◆ PROBLEM TO SOLVE ◆
Whenever a line below holds the word "hours", count it once; report the total and nothing else.

* * *

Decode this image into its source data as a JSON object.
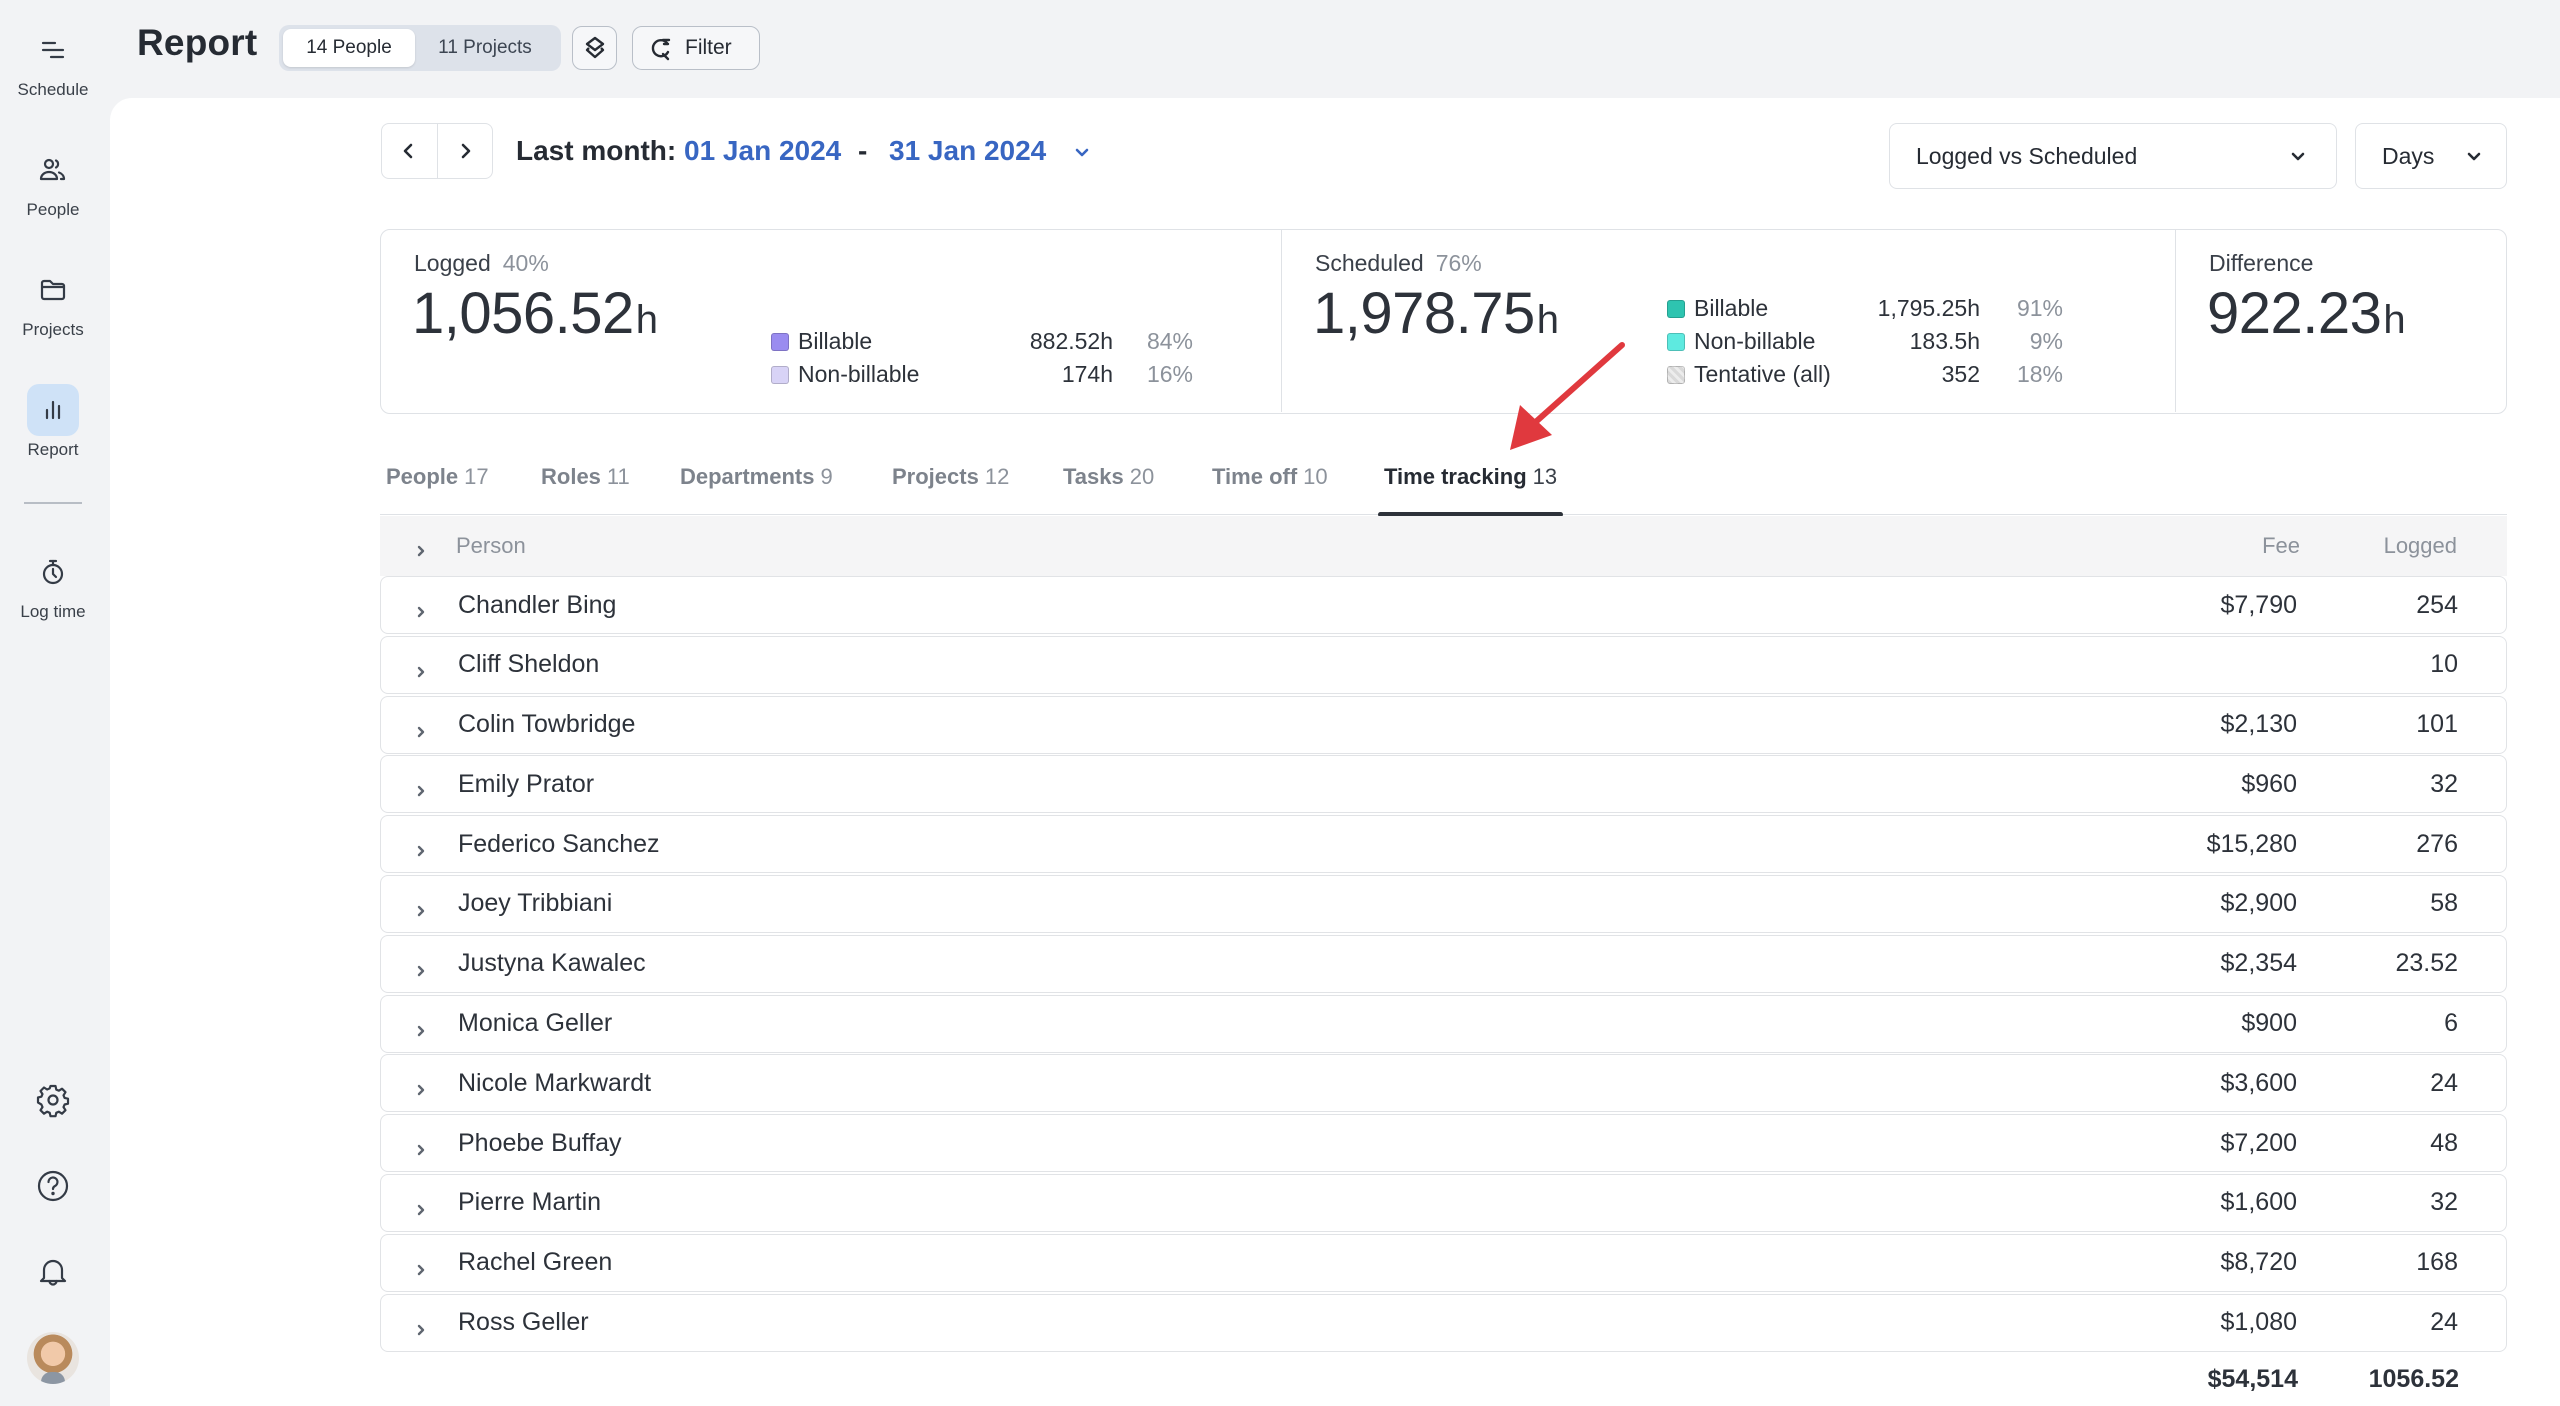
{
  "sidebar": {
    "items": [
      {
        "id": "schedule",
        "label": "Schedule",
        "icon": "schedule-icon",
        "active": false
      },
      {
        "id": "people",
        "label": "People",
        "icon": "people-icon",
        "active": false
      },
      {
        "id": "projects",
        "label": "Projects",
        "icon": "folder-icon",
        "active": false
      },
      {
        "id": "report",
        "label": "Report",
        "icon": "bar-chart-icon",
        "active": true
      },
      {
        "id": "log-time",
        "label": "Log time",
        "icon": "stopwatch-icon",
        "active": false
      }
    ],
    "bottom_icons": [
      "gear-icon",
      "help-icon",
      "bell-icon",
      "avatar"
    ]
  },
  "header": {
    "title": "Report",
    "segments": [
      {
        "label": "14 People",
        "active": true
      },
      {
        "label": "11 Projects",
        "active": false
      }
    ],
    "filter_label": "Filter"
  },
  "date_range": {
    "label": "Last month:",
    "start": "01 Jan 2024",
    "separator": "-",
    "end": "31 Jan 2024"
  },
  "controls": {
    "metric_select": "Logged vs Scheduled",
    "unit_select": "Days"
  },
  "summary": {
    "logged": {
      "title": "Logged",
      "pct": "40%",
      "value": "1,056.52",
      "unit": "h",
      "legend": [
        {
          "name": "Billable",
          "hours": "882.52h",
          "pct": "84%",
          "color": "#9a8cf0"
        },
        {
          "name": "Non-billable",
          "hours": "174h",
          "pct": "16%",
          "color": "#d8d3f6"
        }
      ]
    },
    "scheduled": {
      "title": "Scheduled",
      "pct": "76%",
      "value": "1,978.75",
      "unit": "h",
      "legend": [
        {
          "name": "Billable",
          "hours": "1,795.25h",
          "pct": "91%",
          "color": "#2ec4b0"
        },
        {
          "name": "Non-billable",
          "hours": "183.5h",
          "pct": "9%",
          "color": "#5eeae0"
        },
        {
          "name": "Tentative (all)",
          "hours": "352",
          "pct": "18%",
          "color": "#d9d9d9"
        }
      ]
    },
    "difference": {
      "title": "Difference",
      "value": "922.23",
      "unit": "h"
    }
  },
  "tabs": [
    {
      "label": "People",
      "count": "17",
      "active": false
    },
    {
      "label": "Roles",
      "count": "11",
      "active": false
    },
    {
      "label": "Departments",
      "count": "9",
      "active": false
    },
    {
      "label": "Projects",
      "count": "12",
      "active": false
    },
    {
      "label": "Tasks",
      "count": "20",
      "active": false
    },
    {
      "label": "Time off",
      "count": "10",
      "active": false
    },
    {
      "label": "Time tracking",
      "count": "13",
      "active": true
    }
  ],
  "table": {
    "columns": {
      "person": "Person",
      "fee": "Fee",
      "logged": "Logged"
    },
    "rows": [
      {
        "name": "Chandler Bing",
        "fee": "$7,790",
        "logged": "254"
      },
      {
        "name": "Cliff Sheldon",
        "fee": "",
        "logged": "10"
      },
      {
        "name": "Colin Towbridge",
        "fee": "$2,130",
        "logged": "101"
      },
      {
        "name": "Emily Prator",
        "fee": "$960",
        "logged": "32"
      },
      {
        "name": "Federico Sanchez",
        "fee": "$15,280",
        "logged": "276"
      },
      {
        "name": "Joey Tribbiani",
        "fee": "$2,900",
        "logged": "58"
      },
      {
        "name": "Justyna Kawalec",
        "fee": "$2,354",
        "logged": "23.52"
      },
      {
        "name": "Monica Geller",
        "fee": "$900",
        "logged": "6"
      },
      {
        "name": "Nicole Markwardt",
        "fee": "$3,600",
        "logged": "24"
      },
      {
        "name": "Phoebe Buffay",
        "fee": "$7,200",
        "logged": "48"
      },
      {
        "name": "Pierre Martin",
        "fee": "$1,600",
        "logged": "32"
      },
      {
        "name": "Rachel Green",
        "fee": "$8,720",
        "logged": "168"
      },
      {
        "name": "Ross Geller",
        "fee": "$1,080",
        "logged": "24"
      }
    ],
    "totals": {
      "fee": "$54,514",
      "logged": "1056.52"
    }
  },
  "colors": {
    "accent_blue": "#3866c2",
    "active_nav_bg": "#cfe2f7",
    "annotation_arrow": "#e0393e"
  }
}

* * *

◆ RESPONSE ◆
5